App and web page records
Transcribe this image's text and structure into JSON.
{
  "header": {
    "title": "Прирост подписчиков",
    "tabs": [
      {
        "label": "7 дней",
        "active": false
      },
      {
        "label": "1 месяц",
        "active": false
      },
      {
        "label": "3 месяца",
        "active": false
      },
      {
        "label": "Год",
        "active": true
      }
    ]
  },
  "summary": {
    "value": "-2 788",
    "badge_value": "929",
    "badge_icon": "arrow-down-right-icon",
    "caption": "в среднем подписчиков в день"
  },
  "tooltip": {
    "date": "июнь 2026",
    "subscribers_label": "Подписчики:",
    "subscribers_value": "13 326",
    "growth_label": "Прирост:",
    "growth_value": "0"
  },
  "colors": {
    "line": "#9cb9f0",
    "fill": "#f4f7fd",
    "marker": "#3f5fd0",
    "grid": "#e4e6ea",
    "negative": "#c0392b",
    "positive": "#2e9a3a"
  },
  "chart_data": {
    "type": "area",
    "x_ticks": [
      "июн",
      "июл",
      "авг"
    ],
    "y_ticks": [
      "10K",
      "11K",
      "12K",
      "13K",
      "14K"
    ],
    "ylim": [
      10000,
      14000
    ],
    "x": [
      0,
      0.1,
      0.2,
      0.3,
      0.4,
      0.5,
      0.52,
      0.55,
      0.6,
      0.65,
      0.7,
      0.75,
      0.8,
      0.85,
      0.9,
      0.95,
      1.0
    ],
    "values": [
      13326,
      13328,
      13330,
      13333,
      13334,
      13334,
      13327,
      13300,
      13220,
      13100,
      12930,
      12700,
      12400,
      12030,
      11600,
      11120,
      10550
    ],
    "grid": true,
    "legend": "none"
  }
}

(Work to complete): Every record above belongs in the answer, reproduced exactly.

(Response):
Transcribe this image's text and structure into JSON.
{
  "header": {
    "title": "Прирост подписчиков",
    "tabs": [
      {
        "label": "7 дней",
        "active": false
      },
      {
        "label": "1 месяц",
        "active": false
      },
      {
        "label": "3 месяца",
        "active": false
      },
      {
        "label": "Год",
        "active": true
      }
    ]
  },
  "summary": {
    "value": "-2 788",
    "badge_value": "929",
    "badge_icon": "arrow-down-right-icon",
    "caption": "в среднем подписчиков в день"
  },
  "tooltip": {
    "date": "июнь 2026",
    "subscribers_label": "Подписчики:",
    "subscribers_value": "13 326",
    "growth_label": "Прирост:",
    "growth_value": "0"
  },
  "colors": {
    "line": "#9cb9f0",
    "fill": "#f4f7fd",
    "marker": "#3f5fd0",
    "grid": "#e4e6ea",
    "negative": "#c0392b",
    "positive": "#2e9a3a"
  },
  "chart_data": {
    "type": "area",
    "x_ticks": [
      "июн",
      "июл",
      "авг"
    ],
    "y_ticks": [
      "10K",
      "11K",
      "12K",
      "13K",
      "14K"
    ],
    "ylim": [
      10000,
      14000
    ],
    "x": [
      0,
      0.1,
      0.2,
      0.3,
      0.4,
      0.5,
      0.52,
      0.55,
      0.6,
      0.65,
      0.7,
      0.75,
      0.8,
      0.85,
      0.9,
      0.95,
      1.0
    ],
    "values": [
      13326,
      13328,
      13330,
      13333,
      13334,
      13334,
      13327,
      13300,
      13220,
      13100,
      12930,
      12700,
      12400,
      12030,
      11600,
      11120,
      10550
    ],
    "grid": true,
    "legend": "none"
  }
}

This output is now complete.